The ISSA/IOPS/OECD Complementary and Private Pensions Database is available to the public in the ISSA's country profiles' section on the ISSA website.
English, , 830kb
This paper examines the policies that have been proposed to solve the financial and sovereign debt crisis in Europe, against the backdrop of what the real underlying problems are: extreme differences in competitiveness; the absence of a growth strategy; sovereign, household and corporate debt at high levels in the very countries that are least competitive; and banks that have become too large, driven by dangerous trends in ‘capital
English, , 276kb
OECD governments are facing unprecedented challenges in the markets for government securities as a result of continued strong borrowing amid a highly uncertain environment with growing concerns about the pace of recovery, surging borrowing costs, sovereign risk and contagion pressures.

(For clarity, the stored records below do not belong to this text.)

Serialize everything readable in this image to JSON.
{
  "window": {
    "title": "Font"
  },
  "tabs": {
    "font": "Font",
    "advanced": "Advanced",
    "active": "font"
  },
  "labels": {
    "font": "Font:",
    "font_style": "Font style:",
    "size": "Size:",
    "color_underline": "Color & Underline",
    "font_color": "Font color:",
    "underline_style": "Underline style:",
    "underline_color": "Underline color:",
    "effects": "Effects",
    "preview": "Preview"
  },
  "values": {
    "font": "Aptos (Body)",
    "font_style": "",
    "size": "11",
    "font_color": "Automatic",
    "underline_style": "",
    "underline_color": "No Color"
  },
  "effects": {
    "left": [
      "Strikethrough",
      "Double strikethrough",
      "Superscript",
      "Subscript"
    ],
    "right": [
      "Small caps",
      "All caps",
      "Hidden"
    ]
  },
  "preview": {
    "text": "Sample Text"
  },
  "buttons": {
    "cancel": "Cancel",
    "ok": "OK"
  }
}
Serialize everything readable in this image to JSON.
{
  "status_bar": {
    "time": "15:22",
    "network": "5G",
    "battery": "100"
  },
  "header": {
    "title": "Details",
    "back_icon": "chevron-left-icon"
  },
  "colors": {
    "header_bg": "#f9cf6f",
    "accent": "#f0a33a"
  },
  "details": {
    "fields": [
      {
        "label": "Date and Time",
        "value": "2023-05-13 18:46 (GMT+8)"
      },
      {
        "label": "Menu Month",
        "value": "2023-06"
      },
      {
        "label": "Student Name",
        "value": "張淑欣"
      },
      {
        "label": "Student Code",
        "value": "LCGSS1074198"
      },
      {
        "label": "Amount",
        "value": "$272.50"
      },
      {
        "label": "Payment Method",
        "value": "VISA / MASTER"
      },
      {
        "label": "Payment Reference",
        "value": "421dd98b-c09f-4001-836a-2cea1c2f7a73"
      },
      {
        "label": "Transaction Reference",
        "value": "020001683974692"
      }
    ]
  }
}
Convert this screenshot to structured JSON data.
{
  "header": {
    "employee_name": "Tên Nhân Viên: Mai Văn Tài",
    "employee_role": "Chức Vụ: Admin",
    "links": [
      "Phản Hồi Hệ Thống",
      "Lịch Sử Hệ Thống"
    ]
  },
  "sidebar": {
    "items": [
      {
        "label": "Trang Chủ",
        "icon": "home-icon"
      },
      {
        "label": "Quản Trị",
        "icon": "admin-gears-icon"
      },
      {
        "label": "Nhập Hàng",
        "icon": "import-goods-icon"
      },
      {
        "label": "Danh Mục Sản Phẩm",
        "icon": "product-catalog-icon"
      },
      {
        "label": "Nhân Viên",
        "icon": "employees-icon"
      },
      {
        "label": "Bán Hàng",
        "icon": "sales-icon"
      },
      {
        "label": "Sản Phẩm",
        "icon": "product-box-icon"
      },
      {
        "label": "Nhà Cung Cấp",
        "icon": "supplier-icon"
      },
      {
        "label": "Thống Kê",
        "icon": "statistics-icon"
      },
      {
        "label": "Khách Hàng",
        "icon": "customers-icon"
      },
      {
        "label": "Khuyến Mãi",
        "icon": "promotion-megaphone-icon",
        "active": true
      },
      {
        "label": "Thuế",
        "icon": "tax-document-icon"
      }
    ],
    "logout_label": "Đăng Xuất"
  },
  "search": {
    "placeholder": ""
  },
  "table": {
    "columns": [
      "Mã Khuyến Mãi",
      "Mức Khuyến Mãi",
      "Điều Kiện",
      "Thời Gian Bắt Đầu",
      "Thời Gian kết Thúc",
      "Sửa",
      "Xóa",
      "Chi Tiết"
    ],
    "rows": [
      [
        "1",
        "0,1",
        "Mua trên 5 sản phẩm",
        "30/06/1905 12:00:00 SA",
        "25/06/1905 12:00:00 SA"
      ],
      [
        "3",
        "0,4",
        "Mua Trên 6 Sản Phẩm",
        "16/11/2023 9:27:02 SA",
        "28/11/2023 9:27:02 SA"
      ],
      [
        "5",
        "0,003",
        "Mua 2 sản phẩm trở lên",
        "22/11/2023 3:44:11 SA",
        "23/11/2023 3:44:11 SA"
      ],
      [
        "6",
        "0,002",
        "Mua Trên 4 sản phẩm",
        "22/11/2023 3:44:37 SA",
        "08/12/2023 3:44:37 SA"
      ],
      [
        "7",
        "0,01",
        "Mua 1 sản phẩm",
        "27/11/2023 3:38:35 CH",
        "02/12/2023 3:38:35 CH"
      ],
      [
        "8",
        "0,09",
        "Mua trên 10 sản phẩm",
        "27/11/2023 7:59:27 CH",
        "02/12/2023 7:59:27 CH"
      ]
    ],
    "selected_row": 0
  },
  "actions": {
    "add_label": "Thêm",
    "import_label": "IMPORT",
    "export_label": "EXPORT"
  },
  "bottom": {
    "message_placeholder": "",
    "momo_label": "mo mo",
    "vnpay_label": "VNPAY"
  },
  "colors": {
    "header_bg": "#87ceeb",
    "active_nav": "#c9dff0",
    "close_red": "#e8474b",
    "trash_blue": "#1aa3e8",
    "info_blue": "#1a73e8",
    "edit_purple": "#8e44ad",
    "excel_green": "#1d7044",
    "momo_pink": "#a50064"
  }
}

The fourth OECD Sovereign Borrowing Outlook provides estimates for 2011 and projections for 2012. Higher than anticipated gross borrowing needs of